"What? They took his name off his articles?"
As a big fan of Lost, I have visited several Lost-related websites, blogs and forums for years. One of those was The Tail Section, which was once the best place for breaking Lost news and cast interviews. It was run by a writer who calls himself DocArzt (named for the mouthy teacher who exploded onto screens at the end of Season 1).
Doc, whose real name is Jon Lachonis, is quite a writer, and applies the rules of good journalism to his work. He’s no geek blogger; he’s an ethical and professional web journalist whose work I trust. His interviews with stars (Michael Emerson, for example) and producers (Carlton Cuse and Damon Lindelof) were solid and informative.
He founded The Tail Section, but later sold it to BuddyTV.com. After staying on for a time as a writer, he left The Tail Section last year, and now runs his own page, DocArzt’s Lost Blog. It would appear there may be some bad blood between the sites, as Doc recently noticed that his extensive archive of work at The Tail Section has now been attributed to other writers (with stupid made-up names like David Hume, etc.)
Strangely, the change was made to the articles themselves, but not to the teasers on the main page, which still say things like “Doc encounters William Mapother and gets the lowdown on the Ethan Vs. Locke cut scene.” Sloppy. If you’re going to screw someone over, don’t do a half-assed job of it, right?

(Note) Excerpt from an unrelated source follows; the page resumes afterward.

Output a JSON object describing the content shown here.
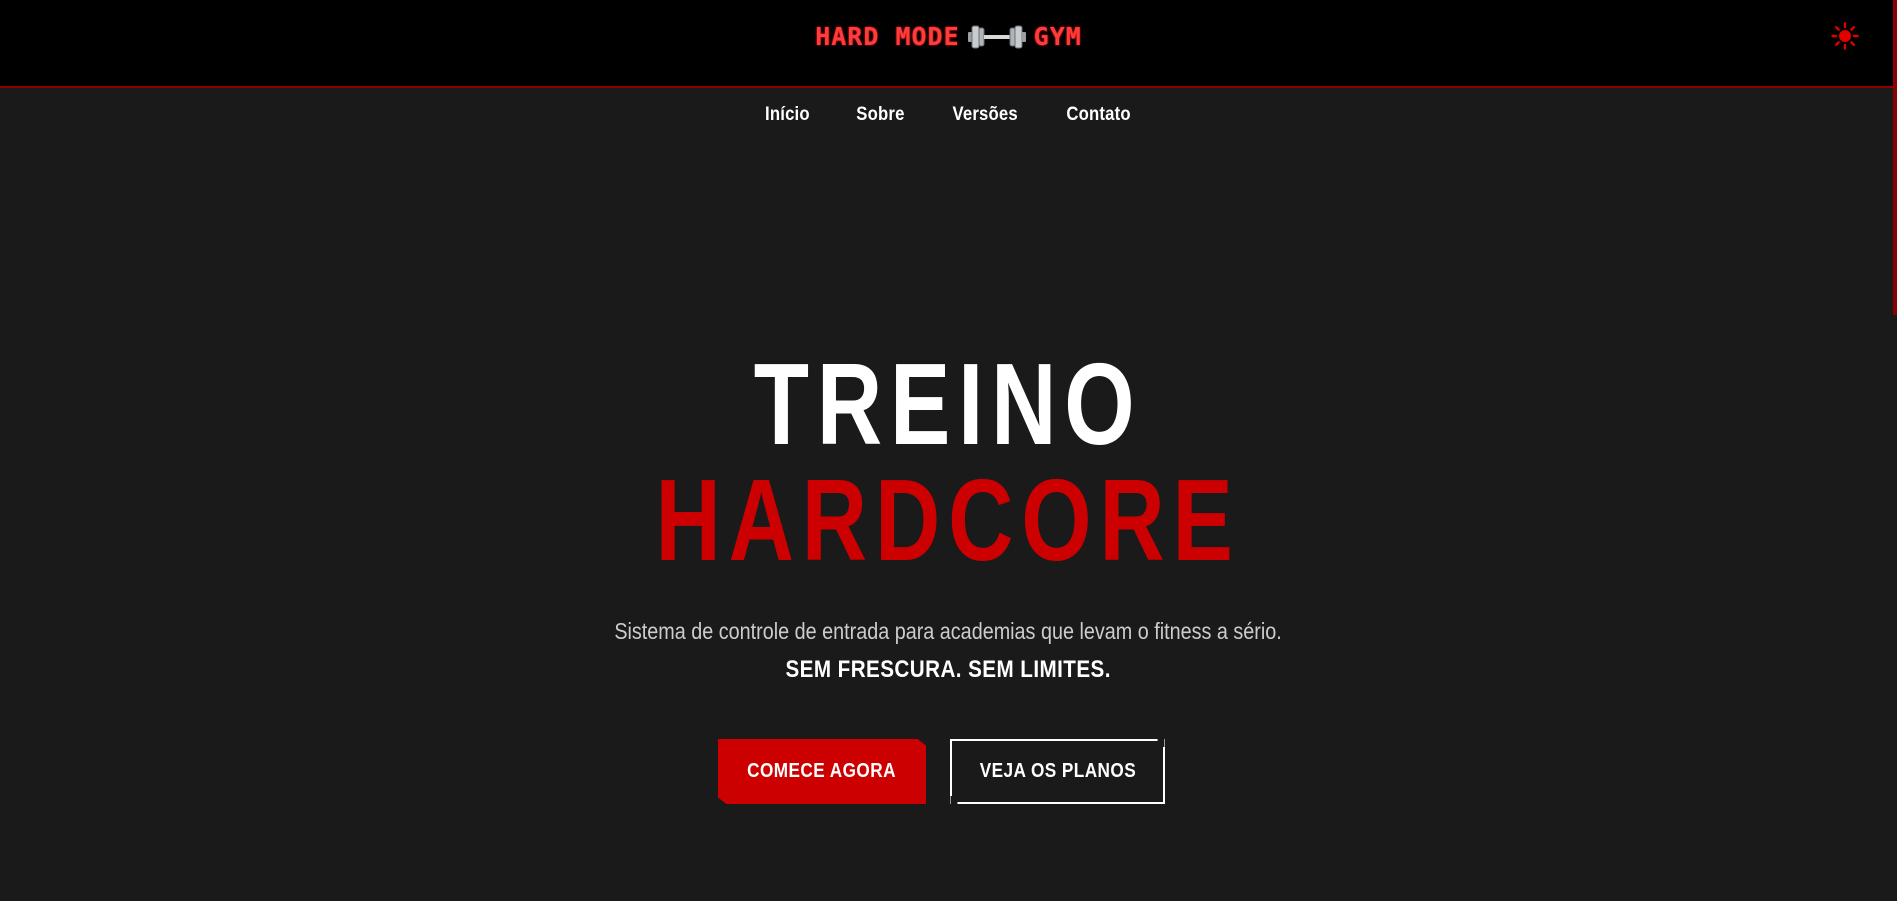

Doc has blogged about this. First, he let his readers know what The Tail Section had done. Now he has a new post up, saying he was told by The Tail Section that it was a simple mistake, that new names were assigned to his work — only his work — accidentally. But those names are still there, days later. The whole thing smells bad. Now he’s looking into legal action. As well he should.

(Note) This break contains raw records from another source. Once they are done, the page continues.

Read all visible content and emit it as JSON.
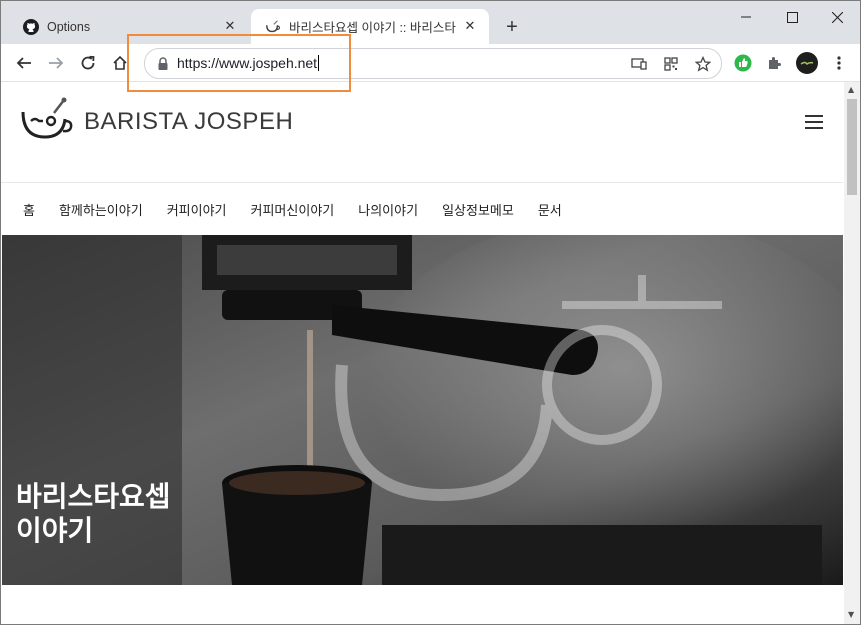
{
  "browser": {
    "tabs": [
      {
        "title": "Options",
        "favicon": "github-icon",
        "active": false
      },
      {
        "title": "바리스타요셉 이야기 :: 바리스타",
        "favicon": "coffee-logo-icon",
        "active": true
      }
    ],
    "address_bar": {
      "url": "https://www.jospeh.net"
    },
    "toolbar_icons": [
      "back-arrow-icon",
      "forward-arrow-icon",
      "reload-icon",
      "home-icon",
      "cast-icon",
      "qr-code-icon",
      "bookmark-star-icon",
      "green-extension-icon",
      "puzzle-extensions-icon",
      "profile-avatar-icon",
      "kebab-menu-icon"
    ],
    "highlight_color": "#f08c3b"
  },
  "site": {
    "logo_text": "BARISTA JOSPEH",
    "nav": [
      "홈",
      "함께하는이야기",
      "커피이야기",
      "커피머신이야기",
      "나의이야기",
      "일상정보메모",
      "문서"
    ],
    "hero": {
      "title_line1": "바리스타요셉",
      "title_line2": "이야기"
    }
  }
}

A writer’s byline is a thing of value, whether it’s a real name or a Web nickname. And it carries a lot of weight. When reporters want their readers to know they disagree with a story they’ve been told to cover, they remove their byline from it. That sends a message.
It looks like The Tail Section is sending a message, not just to Doc but to his readers. For whatever reason, someone at The Tail Section decided to retroactively wipe Doc’s contributions off the site. Backfire! If anything, it’s causing the opposite reaction. Doc is a popular guy, and The Tail Section hasn’t been the same since he left, so this was really just the thing many fans needed to dump BuddyTV once and for all.

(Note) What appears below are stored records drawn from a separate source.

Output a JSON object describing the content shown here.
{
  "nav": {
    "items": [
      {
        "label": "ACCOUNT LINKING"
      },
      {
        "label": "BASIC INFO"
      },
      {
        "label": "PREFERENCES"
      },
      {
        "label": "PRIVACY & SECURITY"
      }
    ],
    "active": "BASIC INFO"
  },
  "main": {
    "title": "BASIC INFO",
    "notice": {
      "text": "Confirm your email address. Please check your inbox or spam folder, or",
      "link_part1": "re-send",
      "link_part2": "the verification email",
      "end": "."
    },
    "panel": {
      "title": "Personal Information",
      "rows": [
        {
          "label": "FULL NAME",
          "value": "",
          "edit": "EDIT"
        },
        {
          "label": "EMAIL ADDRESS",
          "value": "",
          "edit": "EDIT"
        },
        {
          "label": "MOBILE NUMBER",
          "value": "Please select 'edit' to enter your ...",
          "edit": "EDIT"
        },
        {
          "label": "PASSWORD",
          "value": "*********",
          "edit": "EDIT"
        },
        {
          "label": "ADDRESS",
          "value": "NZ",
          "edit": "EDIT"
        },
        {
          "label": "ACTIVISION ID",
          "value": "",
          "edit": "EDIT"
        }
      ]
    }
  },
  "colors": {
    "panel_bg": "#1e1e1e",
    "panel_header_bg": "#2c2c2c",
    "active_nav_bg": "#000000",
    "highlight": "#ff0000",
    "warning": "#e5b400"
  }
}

I find the whole mess an insult to Doc, an insult to Lost fans and an insult to me, as a journalist. So I won’t be going back to The Tail Section. And neither should you.